Tuesday, July 11, 2017
Among all the species in the Cassia/Senna group, Senna mexicana is one of the most desirable to grow. It flowers nearly continuously throughout the year, providing plenty of color in the landscape. It also generally grows no more than 3 to 4 feet tall, making it easier to manage in small landscapes and butterfly gardens.
Yes, this is a great butterfly plant, serving as a larval food plant for the Cloudless Sulphur, Orange-barred Sulphur, and Sleepy Orange butterflies.
Senna mexicana is native to Central and South America, the Caribbean, and South Florida.
It is recommended for USDA Zones 9b - 11, but stays small enough to be container-grown anywhere.
It will grow in full sun to light shade. Although flowering is probably best in full sun, mine bloom well with only a couple of hours of late-afternoon sunlight.
The evergreen leaves are alternate and pinnate. Flowers are followed by flat, dry pods that turn brown when mature.
Established plants are drought-tolerant, and they are also salt-tolerant, making this a good choice for coastal plantings.
Propagation is usually by seed.
Monday, May 15, 2017
Syzygium jambos is a small tree or large shrub bearing delicious yellow fruits with the flavor of rosewater.
The yellow blooms are borne in clusters at the ends of the previous season's growth. In subtropical locations flowering usually occurs in spring. The flowers consist of numerous stamens and one stigma, and the trees are quite showy when in bloom.
The clusters of yellow fruits ripen 3 months after flowering. Individual fruits are about an inch in diameter. When fully ripe they will drop from the tree, but they can be picked once they have turned from green to solid yellow.
The fruits are hollow and usually contain 1 or 2 seeds. The flesh is slightly crunchy and somewhat dry, but with an amazing aroma and flavor reminiscent of rosewater. They are usually eaten fresh, but can also be made into jams, jellies, or syrup.
The seeds are dark brown, and have a rough, almost sandpaper texture.They are poly-embryonic and may produce 1 to 3 seedlings from each seed.
Syzygium jambos grows to about 18 feet tall, often with multiple trunks. Some specimens get much larger. Leaves are opposite, lanceolate, and about 8 inches long by 2 inches wide.
New growth is a coppery-red color, gradually turning dark green as the leaves harden off.
This species is believed to be native to Southeast Asia, but is grown in tropical and subtropical climates around the world. It is recommended for USDA Zones 9b-11.
Propagation is generally by seed, but air-layers are also possible.
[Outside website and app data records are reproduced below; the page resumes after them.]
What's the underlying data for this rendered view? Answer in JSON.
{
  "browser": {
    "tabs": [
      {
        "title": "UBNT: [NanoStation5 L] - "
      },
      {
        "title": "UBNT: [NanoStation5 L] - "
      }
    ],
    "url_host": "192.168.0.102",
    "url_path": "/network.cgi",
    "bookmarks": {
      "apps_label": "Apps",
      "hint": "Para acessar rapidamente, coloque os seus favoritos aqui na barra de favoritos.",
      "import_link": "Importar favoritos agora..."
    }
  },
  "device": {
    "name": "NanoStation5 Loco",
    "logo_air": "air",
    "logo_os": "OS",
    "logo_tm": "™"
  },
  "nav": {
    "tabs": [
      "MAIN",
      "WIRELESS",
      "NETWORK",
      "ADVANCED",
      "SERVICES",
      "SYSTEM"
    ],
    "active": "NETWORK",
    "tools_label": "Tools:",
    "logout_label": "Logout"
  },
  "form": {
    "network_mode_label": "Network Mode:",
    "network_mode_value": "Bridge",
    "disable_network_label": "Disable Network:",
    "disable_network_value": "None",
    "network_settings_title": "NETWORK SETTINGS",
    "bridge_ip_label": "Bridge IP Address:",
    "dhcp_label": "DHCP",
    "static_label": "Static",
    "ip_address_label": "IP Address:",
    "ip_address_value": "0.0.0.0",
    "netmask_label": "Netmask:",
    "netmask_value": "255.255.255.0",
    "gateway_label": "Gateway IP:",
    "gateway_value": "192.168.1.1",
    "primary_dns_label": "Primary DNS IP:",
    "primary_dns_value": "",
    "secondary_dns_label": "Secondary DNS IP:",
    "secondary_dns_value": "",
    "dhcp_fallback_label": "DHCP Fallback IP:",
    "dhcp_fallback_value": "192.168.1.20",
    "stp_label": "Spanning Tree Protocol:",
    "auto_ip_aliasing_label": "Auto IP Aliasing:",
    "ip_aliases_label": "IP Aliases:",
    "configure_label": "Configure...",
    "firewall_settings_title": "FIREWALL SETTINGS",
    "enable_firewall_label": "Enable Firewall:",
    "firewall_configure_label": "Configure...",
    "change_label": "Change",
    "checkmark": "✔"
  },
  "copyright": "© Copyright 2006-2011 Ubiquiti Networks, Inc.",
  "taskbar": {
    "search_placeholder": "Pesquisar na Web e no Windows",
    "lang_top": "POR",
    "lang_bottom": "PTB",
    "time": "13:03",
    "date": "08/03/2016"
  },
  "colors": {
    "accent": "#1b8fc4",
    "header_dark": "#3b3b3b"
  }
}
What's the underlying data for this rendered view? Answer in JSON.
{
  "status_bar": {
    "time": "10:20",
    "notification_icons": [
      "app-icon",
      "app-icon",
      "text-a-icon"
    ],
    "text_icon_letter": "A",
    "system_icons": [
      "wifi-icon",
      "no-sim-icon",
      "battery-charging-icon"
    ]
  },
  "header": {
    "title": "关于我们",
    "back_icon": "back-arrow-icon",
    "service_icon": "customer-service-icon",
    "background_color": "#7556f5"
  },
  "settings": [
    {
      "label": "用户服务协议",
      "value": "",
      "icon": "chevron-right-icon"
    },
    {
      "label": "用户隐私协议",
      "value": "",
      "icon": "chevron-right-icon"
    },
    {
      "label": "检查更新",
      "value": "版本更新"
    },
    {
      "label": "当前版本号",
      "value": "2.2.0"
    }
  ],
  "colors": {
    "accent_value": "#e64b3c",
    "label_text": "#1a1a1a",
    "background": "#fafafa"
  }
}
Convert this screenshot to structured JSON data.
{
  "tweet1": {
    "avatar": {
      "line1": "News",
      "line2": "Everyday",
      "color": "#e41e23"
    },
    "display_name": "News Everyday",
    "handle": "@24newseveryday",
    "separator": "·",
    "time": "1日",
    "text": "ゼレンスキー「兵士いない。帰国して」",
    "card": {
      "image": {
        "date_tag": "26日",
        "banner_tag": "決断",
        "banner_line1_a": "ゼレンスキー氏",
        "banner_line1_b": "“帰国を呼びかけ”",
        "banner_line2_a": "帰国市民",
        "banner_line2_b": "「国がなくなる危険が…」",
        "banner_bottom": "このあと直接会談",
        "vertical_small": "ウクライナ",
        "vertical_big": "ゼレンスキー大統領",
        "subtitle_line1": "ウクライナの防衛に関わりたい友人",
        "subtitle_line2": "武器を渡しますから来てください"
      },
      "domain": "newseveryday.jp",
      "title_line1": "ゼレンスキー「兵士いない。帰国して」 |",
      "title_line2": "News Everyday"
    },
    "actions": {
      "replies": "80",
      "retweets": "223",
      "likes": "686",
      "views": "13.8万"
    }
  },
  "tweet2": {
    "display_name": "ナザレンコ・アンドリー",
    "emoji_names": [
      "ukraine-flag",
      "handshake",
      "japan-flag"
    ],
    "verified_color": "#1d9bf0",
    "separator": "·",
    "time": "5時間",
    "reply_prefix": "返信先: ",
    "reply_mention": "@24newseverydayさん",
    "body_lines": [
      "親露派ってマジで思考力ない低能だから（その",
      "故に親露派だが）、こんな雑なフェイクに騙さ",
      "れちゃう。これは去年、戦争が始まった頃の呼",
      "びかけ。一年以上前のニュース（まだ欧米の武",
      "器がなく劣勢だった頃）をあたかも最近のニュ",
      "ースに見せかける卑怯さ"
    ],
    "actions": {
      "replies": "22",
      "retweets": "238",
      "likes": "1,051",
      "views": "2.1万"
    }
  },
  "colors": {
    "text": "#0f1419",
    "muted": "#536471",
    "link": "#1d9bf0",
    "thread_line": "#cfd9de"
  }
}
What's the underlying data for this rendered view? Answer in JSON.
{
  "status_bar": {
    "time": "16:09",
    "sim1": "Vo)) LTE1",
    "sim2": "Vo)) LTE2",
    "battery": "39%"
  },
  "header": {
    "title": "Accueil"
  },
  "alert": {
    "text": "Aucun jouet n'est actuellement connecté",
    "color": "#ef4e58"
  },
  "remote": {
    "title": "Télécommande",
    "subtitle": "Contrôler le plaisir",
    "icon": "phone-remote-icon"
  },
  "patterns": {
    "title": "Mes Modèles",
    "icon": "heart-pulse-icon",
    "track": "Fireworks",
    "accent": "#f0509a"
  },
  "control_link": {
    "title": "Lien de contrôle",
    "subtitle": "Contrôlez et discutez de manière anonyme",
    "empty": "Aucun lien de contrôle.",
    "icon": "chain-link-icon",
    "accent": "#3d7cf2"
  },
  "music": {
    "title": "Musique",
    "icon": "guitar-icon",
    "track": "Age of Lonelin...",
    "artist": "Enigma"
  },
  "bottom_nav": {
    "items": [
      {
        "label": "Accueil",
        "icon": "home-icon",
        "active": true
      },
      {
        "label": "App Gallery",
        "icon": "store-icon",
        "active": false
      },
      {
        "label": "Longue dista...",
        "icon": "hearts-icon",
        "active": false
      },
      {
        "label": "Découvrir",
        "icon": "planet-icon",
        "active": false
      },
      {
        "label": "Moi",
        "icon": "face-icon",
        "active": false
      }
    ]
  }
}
Cuttings have a low success rate.
Syzygium jambos is commonly known as Rose Apple.
Friday, February 10, 2017
Zamia maritima is a cycad, a taxonomic branch that has existed virtually unchanged since the time of the dinosaurs. Its thick, firm leaflets are the reason it is often known as cardboard plant.
The natural spread of mature plants is about 4 feet tall and 6-8 feet wide, so give them some room in the landscape. Although the leaves can remain on the plant in good condition for several years, each year sees just one flush of new leaves all at once.
On young plants the leaves grow in a rosette around a single growing point, as in the first photo.
As it matures, the plant has a clumping growth habit, and increases in diameter by splitting off new growing points, each with their own rosette of leaves. This is the same plant 5 years later:
The individual plants are either male or female, and can be identified by their blooms, which appear in early summer.
Male plants produce slender, upright, tan/brown cones.
Female plants produce cones that are fatter, and with larger segments.
Male plants produce their cones in large quantities, and male plants also tend to form more offsets.
The seeds develop inside the cone for 7-8 months, then the cone splits open to reveal the bright red, glossy fruits.
The fruits are toxic to dogs. If you are concerned about your pets, plant male specimens, or remove the female cones any time before they split open.
Zamia maritima is native to Mexico, and is recommended for USDA Zones 9-11. It will grow in sun or shade, and also makes a durable houseplant. This species is drought-tolerant, as well as salt-tolerant, and can be used in beach-side plantings.
Propagation is by seed.